11 Design Principles
While there is much debate about how many design principles there are (and even what they mean), there are some that appear regularly and are more consensual. Design principles are a set of rules that designers can follow when developing a composition to design a successfully pleasing and functionally appropriate work.

The aim of these rules would be to convey the message in probably the most organised and functional way possible.

Beyond all the experimentalism, that will be always welcome, it is essential to understand the meaning of the fundamentals, the bases agencia de webdesign. Every bit of design features a structure beneath the top that supports it and helps it be relevant, interesting and balanced. Beyond all the experimentalism, that will be always welcome, it is essential to understand the meaning of the fundamentals, the bases. Every bit of design features a structure beneath the top that supports it and helps it be relevant, interesting and balanced.

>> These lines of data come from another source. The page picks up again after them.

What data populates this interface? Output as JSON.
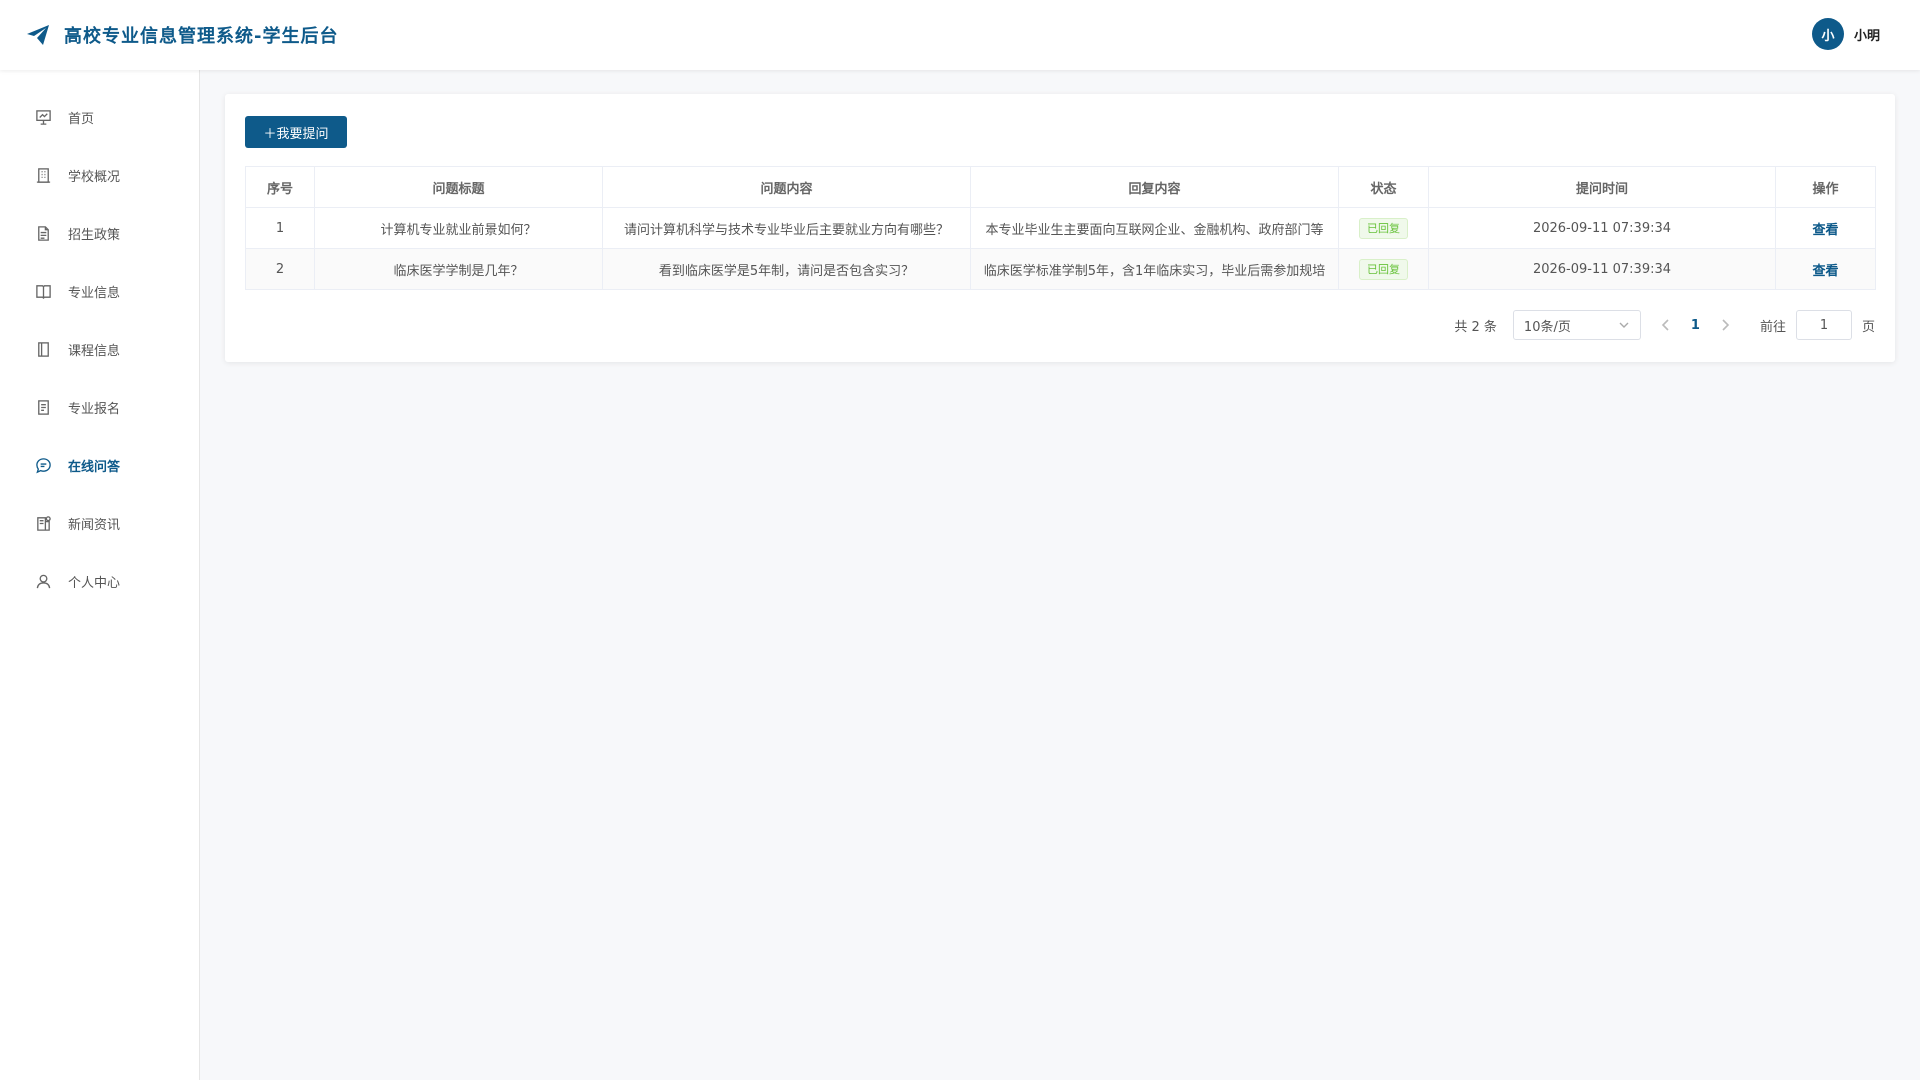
{
  "header": {
    "title": "高校专业信息管理系统-学生后台",
    "avatar_text": "小",
    "user_name": "小明",
    "icon": "paper-plane-icon"
  },
  "sidebar": {
    "items": [
      {
        "label": "首页",
        "icon": "presentation-icon"
      },
      {
        "label": "学校概况",
        "icon": "building-icon"
      },
      {
        "label": "招生政策",
        "icon": "document-icon"
      },
      {
        "label": "专业信息",
        "icon": "open-book-icon"
      },
      {
        "label": "课程信息",
        "icon": "notebook-icon"
      },
      {
        "label": "专业报名",
        "icon": "form-icon"
      },
      {
        "label": "在线问答",
        "icon": "chat-bubble-icon",
        "active": true
      },
      {
        "label": "新闻资讯",
        "icon": "news-icon"
      },
      {
        "label": "个人中心",
        "icon": "user-icon"
      }
    ]
  },
  "toolbar": {
    "add_label": "＋我要提问"
  },
  "table": {
    "columns": [
      "序号",
      "问题标题",
      "问题内容",
      "回复内容",
      "状态",
      "提问时间",
      "操作"
    ],
    "rows": [
      {
        "index": "1",
        "title": "计算机专业就业前景如何？",
        "content": "请问计算机科学与技术专业毕业后主要就业方向有哪些？",
        "reply": "本专业毕业生主要面向互联网企业、金融机构、政府部门等",
        "status": "已回复",
        "time": "2026-09-11 07:39:34",
        "action": "查看"
      },
      {
        "index": "2",
        "title": "临床医学学制是几年？",
        "content": "看到临床医学是5年制，请问是否包含实习？",
        "reply": "临床医学标准学制5年，含1年临床实习，毕业后需参加规培",
        "status": "已回复",
        "time": "2026-09-11 07:39:34",
        "action": "查看"
      }
    ]
  },
  "pagination": {
    "total_text": "共 2 条",
    "page_size": "10条/页",
    "current_page": "1",
    "goto_label": "前往",
    "goto_value": "1",
    "page_unit": "页"
  },
  "colors": {
    "primary": "#0e5a8a",
    "status_success": "#67c23a"
  }
}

Proportion
Proportion defines the right relationship between elements and between elements and spaces. Applied well, as artists have done for centuries, it may evoke a feeling of wholeness and fullness

Space
Proportion defines the right relationship between elements and between elements and spaces. Applied well, as artists have done for centuries, it may evoke a feeling of wholeness and fullness

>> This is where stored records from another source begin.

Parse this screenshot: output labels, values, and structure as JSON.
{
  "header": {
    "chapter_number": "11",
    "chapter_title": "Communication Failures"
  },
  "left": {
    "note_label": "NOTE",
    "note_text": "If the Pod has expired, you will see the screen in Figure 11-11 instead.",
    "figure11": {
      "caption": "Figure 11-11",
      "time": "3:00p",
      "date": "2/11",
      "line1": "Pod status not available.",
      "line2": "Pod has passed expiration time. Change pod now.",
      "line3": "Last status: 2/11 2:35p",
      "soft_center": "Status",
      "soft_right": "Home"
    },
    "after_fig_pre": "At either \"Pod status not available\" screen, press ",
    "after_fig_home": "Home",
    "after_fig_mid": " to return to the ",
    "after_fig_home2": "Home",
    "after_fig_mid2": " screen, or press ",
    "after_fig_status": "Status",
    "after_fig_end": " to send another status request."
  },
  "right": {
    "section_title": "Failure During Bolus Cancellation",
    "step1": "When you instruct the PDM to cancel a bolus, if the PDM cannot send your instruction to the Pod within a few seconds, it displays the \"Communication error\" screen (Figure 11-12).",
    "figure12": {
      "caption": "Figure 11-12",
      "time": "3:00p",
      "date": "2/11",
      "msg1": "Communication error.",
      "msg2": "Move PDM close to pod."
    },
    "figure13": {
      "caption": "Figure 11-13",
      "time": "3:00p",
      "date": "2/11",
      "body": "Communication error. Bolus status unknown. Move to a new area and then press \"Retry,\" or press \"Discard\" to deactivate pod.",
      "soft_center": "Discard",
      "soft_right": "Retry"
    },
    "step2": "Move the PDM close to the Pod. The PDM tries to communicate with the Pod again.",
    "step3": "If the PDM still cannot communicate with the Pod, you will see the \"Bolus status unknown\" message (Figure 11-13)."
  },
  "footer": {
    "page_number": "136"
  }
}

Size
Size is how big or small something is with regards to something else. It defines importance, creates visual interest through contrast and directs attention.

Hierarchy
Hierarchy is associated with the relative significance of elements in the design. The most crucial elements should certainly appear to be the most crucial and vice versa.

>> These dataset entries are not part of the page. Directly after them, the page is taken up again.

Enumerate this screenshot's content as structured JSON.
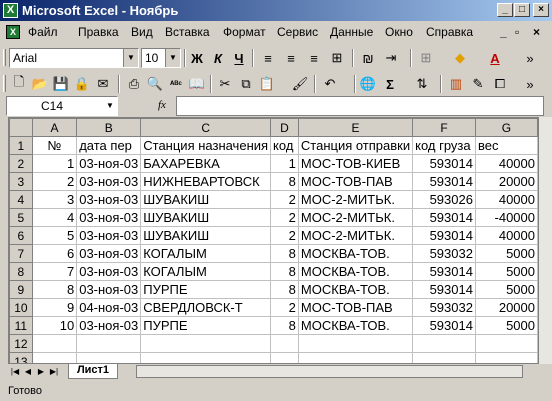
{
  "app": {
    "title": "Microsoft Excel - Ноябрь",
    "logo": "X"
  },
  "window_controls": [
    "_",
    "□",
    "×"
  ],
  "menu": {
    "items": [
      "Файл",
      "Правка",
      "Вид",
      "Вставка",
      "Формат",
      "Сервис",
      "Данные",
      "Окно",
      "Справка"
    ],
    "right_icons": [
      "_",
      "▫",
      "×"
    ]
  },
  "format_toolbar": {
    "font": "Arial",
    "size": "10",
    "bold": "Ж",
    "italic": "К",
    "underline": "Ч"
  },
  "formula_bar": {
    "name_box": "C14",
    "fx": "fx",
    "value": ""
  },
  "sheet": {
    "columns": [
      "A",
      "B",
      "C",
      "D",
      "E",
      "F",
      "G"
    ],
    "rows": [
      [
        "№",
        "дата пер",
        "Станция назначения",
        "код",
        "Станция отправки",
        "код груза",
        "вес"
      ],
      [
        "1",
        "03-ноя-03",
        "БАХАРЕВКА",
        "1",
        "МОС-ТОВ-КИЕВ",
        "593014",
        "40000"
      ],
      [
        "2",
        "03-ноя-03",
        "НИЖНЕВАРТОВСК",
        "8",
        "МОС-ТОВ-ПАВ",
        "593014",
        "20000"
      ],
      [
        "3",
        "03-ноя-03",
        "ШУВАКИШ",
        "2",
        "МОС-2-МИТЬК.",
        "593026",
        "40000"
      ],
      [
        "4",
        "03-ноя-03",
        "ШУВАКИШ",
        "2",
        "МОС-2-МИТЬК.",
        "593014",
        "-40000"
      ],
      [
        "5",
        "03-ноя-03",
        "ШУВАКИШ",
        "2",
        "МОС-2-МИТЬК.",
        "593014",
        "40000"
      ],
      [
        "6",
        "03-ноя-03",
        "КОГАЛЫМ",
        "8",
        "МОСКВА-ТОВ.",
        "593032",
        "5000"
      ],
      [
        "7",
        "03-ноя-03",
        "КОГАЛЫМ",
        "8",
        "МОСКВА-ТОВ.",
        "593014",
        "5000"
      ],
      [
        "8",
        "03-ноя-03",
        "ПУРПЕ",
        "8",
        "МОСКВА-ТОВ.",
        "593014",
        "5000"
      ],
      [
        "9",
        "04-ноя-03",
        "СВЕРДЛОВСК-Т",
        "2",
        "МОС-ТОВ-ПАВ",
        "593032",
        "20000"
      ],
      [
        "10",
        "03-ноя-03",
        "ПУРПЕ",
        "8",
        "МОСКВА-ТОВ.",
        "593014",
        "5000"
      ],
      [
        "",
        "",
        "",
        "",
        "",
        "",
        ""
      ],
      [
        "",
        "",
        "",
        "",
        "",
        "",
        ""
      ],
      [
        "",
        "",
        "",
        "",
        "",
        "",
        ""
      ]
    ],
    "row_numbers": [
      "1",
      "2",
      "3",
      "4",
      "5",
      "6",
      "7",
      "8",
      "9",
      "10",
      "11",
      "12",
      "13"
    ]
  },
  "tabs": {
    "active": "Лист1"
  },
  "status": {
    "text": "Готово"
  }
}
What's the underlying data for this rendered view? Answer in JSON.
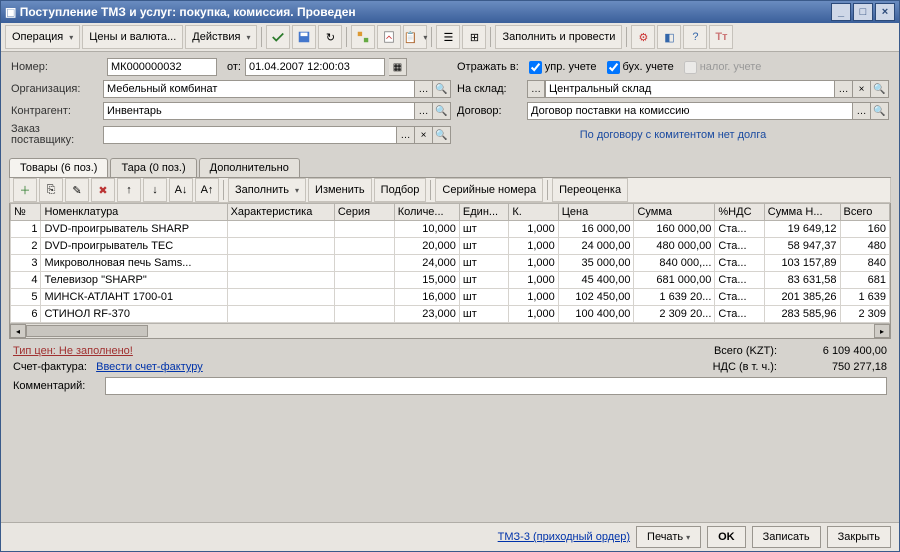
{
  "title": "Поступление ТМЗ и услуг: покупка, комиссия. Проведен",
  "toolbar": {
    "operation": "Операция",
    "prices": "Цены и валюта...",
    "actions": "Действия",
    "fill_and_post": "Заполнить и провести"
  },
  "form": {
    "number_lbl": "Номер:",
    "number": "МК000000032",
    "from_lbl": "от:",
    "date": "01.04.2007 12:00:03",
    "org_lbl": "Организация:",
    "org": "Мебельный комбинат",
    "contr_lbl": "Контрагент:",
    "contr": "Инвентарь",
    "order_lbl": "Заказ поставщику:",
    "order": "",
    "reflect_lbl": "Отражать в:",
    "chk_upr": "упр. учете",
    "chk_bux": "бух. учете",
    "chk_nal": "налог. учете",
    "warehouse_lbl": "На склад:",
    "warehouse": "Центральный склад",
    "contract_lbl": "Договор:",
    "contract": "Договор поставки на комиссию",
    "agreement_note": "По договору с комитентом нет долга"
  },
  "tabs": {
    "goods": "Товары (6 поз.)",
    "tara": "Тара (0 поз.)",
    "extra": "Дополнительно"
  },
  "subtoolbar": {
    "fill": "Заполнить",
    "change": "Изменить",
    "select": "Подбор",
    "serial": "Серийные номера",
    "reval": "Переоценка"
  },
  "grid": {
    "headers": {
      "n": "№",
      "nomen": "Номенклатура",
      "char": "Характеристика",
      "series": "Серия",
      "qty": "Количе...",
      "unit": "Един...",
      "k": "К.",
      "price": "Цена",
      "sum": "Сумма",
      "vatp": "%НДС",
      "vat": "Сумма Н...",
      "total": "Всего"
    },
    "rows": [
      {
        "n": "1",
        "nomen": "DVD-проигрыватель SHARP",
        "char": "",
        "series": "",
        "qty": "10,000",
        "unit": "шт",
        "k": "1,000",
        "price": "16 000,00",
        "sum": "160 000,00",
        "vatp": "Ста...",
        "vat": "19 649,12",
        "total": "160"
      },
      {
        "n": "2",
        "nomen": "DVD-проигрыватель TEC",
        "char": "",
        "series": "",
        "qty": "20,000",
        "unit": "шт",
        "k": "1,000",
        "price": "24 000,00",
        "sum": "480 000,00",
        "vatp": "Ста...",
        "vat": "58 947,37",
        "total": "480"
      },
      {
        "n": "3",
        "nomen": "Микроволновая печь Sams...",
        "char": "",
        "series": "",
        "qty": "24,000",
        "unit": "шт",
        "k": "1,000",
        "price": "35 000,00",
        "sum": "840 000,...",
        "vatp": "Ста...",
        "vat": "103 157,89",
        "total": "840"
      },
      {
        "n": "4",
        "nomen": "Телевизор \"SHARP\"",
        "char": "",
        "series": "",
        "qty": "15,000",
        "unit": "шт",
        "k": "1,000",
        "price": "45 400,00",
        "sum": "681 000,00",
        "vatp": "Ста...",
        "vat": "83 631,58",
        "total": "681"
      },
      {
        "n": "5",
        "nomen": "МИНСК-АТЛАНТ 1700-01",
        "char": "",
        "series": "",
        "qty": "16,000",
        "unit": "шт",
        "k": "1,000",
        "price": "102 450,00",
        "sum": "1 639 20...",
        "vatp": "Ста...",
        "vat": "201 385,26",
        "total": "1 639"
      },
      {
        "n": "6",
        "nomen": "СТИНОЛ RF-370",
        "char": "",
        "series": "",
        "qty": "23,000",
        "unit": "шт",
        "k": "1,000",
        "price": "100 400,00",
        "sum": "2 309 20...",
        "vatp": "Ста...",
        "vat": "283 585,96",
        "total": "2 309"
      }
    ]
  },
  "footer": {
    "price_type_lbl": "Тип цен: Не заполнено!",
    "total_lbl": "Всего (KZT):",
    "total": "6 109 400,00",
    "invoice_lbl": "Счет-фактура:",
    "invoice_link": "Ввести счет-фактуру",
    "vat_lbl": "НДС (в т. ч.):",
    "vat": "750 277,18",
    "comment_lbl": "Комментарий:",
    "comment": ""
  },
  "bottom": {
    "doc": "ТМЗ-3 (приходный ордер)",
    "print": "Печать",
    "ok": "OK",
    "save": "Записать",
    "close": "Закрыть"
  }
}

Contrast
Differentiated elements in a design should stand besides each other. One of the ways to do this is through contrast. A great CONTRAST – which can be achieved using colour, tone, size, etc – lets you guide the attention of the beholder in an all natural way

Repetition
Differentiated elements in a design should stand besides each other. One of the ways to do this is through contrast. A great CONTRAST – which can be achieved using colour, tone, size, etc – lets you guide the attention of the beholder in an all natural way

Variety
Height+Width=Shape. All of us know the fundamental shapes: squares, triangles, rectangles and circles. Less banal as well as extravagant shapes can be used to attract attention. You can find three main ones: geometric (mentioned), natural (leaves, people, etc.) and abstract (stylisations, icons, etc.)

Balance
Proximity provides visual unity in a design. If two elements are related to each other, they must be positioned close together. Using this method, visual clutter is reduced and organisation enhanced, thus increasing the viewer’s understanding.

Alignment
Proper alignment in a design ensures that any element present should be visually attached to another. It provides coherence; nothing looks out of place or confusing each time a good alignment has been applied.

Movement
Movement guides the viewer’s eye through the design. Emphasis and positioning can guide from element to another by focusing and leading where it’s most important.

Rithm
The room between elements can cause a feeling of rhythm that can be used to generate a variety of sensations, such as calm – with a typical rhythm – or excitement – by having an irregular rhythm.

Requires a job
involving familiarity with design?

You want to demonstrate how we is definitely an asset to your project by providing relevant tips and adapting to your needs.
We mean authenticity and only suggest what is most valuable to you. By eliminating complexity and shortening delivery timings, we make everything easier on your side. On our side, we always go turn in hand with design thinking, good proportion rules, the most recent color principles and theories, best practices in building grids and layouts, user experience, leads, and so on.

Leave a Reply

Your email address will not be published.